Although the success of the 1994 movie propelled “The Crow” to icon status, the origins of story were found in a previous era. The first issue of “The Crow” comic was published in 1989, yet O’Barr began work on the project in 1981.
The synopsis of the book is that of an engaged couple, Shelly and Eric, whose car breaks down and both are killed by a criminal gang, whereas Shelly is raped and then murdered. Eric returns from beyond the grave to murder those responsible for the ghastly act, and later the couple is reunited in a spirit realm.
The origins of the story were far removed from the average super-hero story.
“I don’t consider Eric to be a hero,” O’Barr said. “He’s a little bent.”
“The difference between Eric and the Punisher is Eric is not trying to clean up the streets,” O’Barr said. “He wants six very specific people and whoever else happens to be in the room at the time.”
O’Barr mentioned that he is somewhat irritated when people call “The Crow” a revenge story becuase “it’s a love story first.”
The creation of “The Crow” was O’Barr’s attempt at working through his grief over the death of his fiancée who had been killed in a car accident. In the written introduction to the “The Crow” special edition trade paperback, O’Barr explained his reason for creating the comic.
“I’d hoped by putting my murderous fury into ink on paper that somehow, magically, all the pain, hurt, and self-destructive behavior that followed would dissolve,” the introduction reads.
The images in the book are striking, stark in black and white ink, with a noticeable punk, goth and post-punk aesthetic present. O’Barr was influenced by said musical genres. The influence is also noticeable with lyrics and song titles by the band Joy Division sprinkled within the panels of the comic.

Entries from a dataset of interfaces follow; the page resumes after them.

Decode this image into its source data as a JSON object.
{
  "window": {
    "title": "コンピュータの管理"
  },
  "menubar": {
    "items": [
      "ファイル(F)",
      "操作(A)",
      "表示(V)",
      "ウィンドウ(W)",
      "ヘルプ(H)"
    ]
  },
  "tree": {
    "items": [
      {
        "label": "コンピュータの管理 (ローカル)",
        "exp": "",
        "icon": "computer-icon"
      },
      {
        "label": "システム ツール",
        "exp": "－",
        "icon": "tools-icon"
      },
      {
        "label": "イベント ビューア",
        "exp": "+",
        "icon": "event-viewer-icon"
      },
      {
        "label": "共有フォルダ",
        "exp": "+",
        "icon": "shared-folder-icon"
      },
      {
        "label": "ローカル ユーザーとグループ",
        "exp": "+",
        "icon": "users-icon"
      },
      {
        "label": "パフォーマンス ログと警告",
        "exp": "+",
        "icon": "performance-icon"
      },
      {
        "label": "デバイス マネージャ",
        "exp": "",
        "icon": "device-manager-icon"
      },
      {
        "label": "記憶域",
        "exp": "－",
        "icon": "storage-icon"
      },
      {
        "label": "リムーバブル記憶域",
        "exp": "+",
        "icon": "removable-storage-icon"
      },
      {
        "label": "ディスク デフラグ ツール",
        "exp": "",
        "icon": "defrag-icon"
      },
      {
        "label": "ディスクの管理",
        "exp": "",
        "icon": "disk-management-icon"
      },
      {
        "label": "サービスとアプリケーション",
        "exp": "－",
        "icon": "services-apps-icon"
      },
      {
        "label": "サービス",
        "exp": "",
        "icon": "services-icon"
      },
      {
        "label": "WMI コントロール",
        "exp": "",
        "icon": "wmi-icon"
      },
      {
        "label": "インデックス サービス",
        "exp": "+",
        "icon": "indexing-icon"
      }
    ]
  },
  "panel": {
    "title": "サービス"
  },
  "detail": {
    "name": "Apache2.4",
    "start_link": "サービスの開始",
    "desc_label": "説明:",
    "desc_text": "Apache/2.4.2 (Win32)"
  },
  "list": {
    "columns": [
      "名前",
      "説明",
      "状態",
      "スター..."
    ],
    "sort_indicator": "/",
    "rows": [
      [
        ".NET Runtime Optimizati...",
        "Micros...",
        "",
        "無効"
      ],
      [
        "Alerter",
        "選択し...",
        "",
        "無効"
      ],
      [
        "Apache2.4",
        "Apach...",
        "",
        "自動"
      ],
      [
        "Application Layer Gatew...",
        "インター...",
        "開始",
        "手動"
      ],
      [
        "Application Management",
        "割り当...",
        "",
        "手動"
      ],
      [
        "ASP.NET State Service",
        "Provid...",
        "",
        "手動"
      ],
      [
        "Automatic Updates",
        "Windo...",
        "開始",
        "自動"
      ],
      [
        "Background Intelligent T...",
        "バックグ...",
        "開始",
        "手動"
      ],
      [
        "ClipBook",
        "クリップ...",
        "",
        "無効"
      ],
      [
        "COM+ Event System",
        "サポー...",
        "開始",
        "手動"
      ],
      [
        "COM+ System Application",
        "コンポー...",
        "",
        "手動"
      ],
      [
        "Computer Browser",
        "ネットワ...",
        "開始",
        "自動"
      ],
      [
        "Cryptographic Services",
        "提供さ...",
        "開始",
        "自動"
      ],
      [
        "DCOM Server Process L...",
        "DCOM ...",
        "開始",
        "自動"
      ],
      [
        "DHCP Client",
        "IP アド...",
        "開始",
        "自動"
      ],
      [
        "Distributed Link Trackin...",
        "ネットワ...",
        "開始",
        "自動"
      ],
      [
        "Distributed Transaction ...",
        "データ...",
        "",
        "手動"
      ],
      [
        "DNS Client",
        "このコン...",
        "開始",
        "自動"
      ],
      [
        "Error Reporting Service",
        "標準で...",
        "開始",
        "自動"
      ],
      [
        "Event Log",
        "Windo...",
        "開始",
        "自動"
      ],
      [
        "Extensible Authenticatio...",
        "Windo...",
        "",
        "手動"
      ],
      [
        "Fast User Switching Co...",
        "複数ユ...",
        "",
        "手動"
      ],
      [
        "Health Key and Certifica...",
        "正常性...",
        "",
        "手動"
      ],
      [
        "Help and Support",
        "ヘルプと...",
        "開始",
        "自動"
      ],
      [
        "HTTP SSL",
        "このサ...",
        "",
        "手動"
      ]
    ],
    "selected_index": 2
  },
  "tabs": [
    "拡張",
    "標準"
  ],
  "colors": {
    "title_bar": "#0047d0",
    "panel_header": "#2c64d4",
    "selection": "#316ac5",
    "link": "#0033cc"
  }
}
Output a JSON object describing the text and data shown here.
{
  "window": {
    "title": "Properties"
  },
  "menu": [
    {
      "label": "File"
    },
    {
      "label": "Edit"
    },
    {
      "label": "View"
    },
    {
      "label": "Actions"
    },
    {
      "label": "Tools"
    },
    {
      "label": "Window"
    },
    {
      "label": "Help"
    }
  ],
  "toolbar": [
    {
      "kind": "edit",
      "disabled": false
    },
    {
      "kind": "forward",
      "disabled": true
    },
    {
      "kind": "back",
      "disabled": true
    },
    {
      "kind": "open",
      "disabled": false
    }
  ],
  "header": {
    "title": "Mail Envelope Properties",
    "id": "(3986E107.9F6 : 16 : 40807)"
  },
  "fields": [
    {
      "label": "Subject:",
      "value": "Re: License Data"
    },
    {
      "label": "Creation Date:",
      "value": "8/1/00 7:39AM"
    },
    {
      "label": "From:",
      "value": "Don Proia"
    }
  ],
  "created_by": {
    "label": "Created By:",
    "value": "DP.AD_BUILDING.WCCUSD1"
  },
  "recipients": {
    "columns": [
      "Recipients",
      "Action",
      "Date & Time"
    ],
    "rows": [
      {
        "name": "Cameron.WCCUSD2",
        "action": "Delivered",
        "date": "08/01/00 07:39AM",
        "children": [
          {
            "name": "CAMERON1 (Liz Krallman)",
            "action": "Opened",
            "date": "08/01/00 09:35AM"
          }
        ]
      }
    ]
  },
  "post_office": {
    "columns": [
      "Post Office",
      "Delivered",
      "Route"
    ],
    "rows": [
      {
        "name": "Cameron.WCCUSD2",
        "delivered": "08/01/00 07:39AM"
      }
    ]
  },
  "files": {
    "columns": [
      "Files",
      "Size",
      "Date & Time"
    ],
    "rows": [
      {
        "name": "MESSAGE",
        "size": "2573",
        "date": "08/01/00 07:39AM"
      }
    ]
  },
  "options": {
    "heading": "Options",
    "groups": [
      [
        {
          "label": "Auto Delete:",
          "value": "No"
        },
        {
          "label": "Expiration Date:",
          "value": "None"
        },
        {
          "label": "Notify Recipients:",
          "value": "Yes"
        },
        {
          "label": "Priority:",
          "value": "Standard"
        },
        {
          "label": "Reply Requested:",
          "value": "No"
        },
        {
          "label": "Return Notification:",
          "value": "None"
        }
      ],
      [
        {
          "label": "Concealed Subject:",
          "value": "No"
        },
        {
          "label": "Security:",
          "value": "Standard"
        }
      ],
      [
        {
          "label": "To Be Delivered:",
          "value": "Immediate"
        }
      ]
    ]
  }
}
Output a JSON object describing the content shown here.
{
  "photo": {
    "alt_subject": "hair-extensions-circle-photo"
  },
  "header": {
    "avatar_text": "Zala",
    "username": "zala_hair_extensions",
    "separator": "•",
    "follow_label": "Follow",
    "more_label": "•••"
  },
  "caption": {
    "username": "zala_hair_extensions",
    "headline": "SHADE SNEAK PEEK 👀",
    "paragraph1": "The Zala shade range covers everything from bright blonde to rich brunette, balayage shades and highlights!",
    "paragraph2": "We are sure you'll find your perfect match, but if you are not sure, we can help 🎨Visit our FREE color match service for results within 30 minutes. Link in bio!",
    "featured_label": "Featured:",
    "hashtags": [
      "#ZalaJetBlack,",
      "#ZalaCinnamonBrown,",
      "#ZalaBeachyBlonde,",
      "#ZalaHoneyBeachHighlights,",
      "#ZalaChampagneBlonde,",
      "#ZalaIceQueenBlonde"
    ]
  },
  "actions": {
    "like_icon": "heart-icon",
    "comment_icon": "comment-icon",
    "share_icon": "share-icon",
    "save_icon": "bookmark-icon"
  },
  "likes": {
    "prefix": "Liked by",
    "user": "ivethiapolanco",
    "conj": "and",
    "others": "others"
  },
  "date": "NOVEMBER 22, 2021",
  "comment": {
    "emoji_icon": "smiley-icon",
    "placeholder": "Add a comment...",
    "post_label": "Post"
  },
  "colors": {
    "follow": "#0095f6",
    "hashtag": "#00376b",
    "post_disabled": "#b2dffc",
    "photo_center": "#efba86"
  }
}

“The Crow was written during that time period after punk,” O’Barr said. “Punk was like ‘fuck you,’ and post-punk was like ‘what the fuck happened.’ We were going to change the world, but it didn’t happen.
“So instead of being angry, I became very introspective and depressive. That was the atmosphere the Crow was written in, so all of those bands were very influential.”
Music became an important part of “The Crow” film, fueled by the alternative boom of the early ’90s, as the film’s soundtrack included songs by The Cure, Rollins Band, Rage Against The Machine and Nine Inch Nails covering Joy Division’s “Dead Souls.”
O’Barr initially wanted to use an actual Joy Division song for the movie, but was unable to due to complications that fell through.
“I had to twist Trent Reznor’s arm into covering Joy Division,” O’Barr said. “He was like the Beatles and Joy Division, those are sacred ground. You just don’t fuck with them.”
O’Barr said after some persuading Reznor eventually agreed and was happy about the outcome, with “Dead Souls” becoming a regular encore for Nine Inch Nails for a period time.
O’Barr attributes the continued interest in “The Crow” to being related to universal themes of love, loss and injustice in the story.
“Because it has universal themes that are timeless it just gets passed down from generation to generation,” O’Barr said. “I mean it’s been in print for 25 years. It’s like every few years, there’s a whole new group of goth girls coming up to the table.”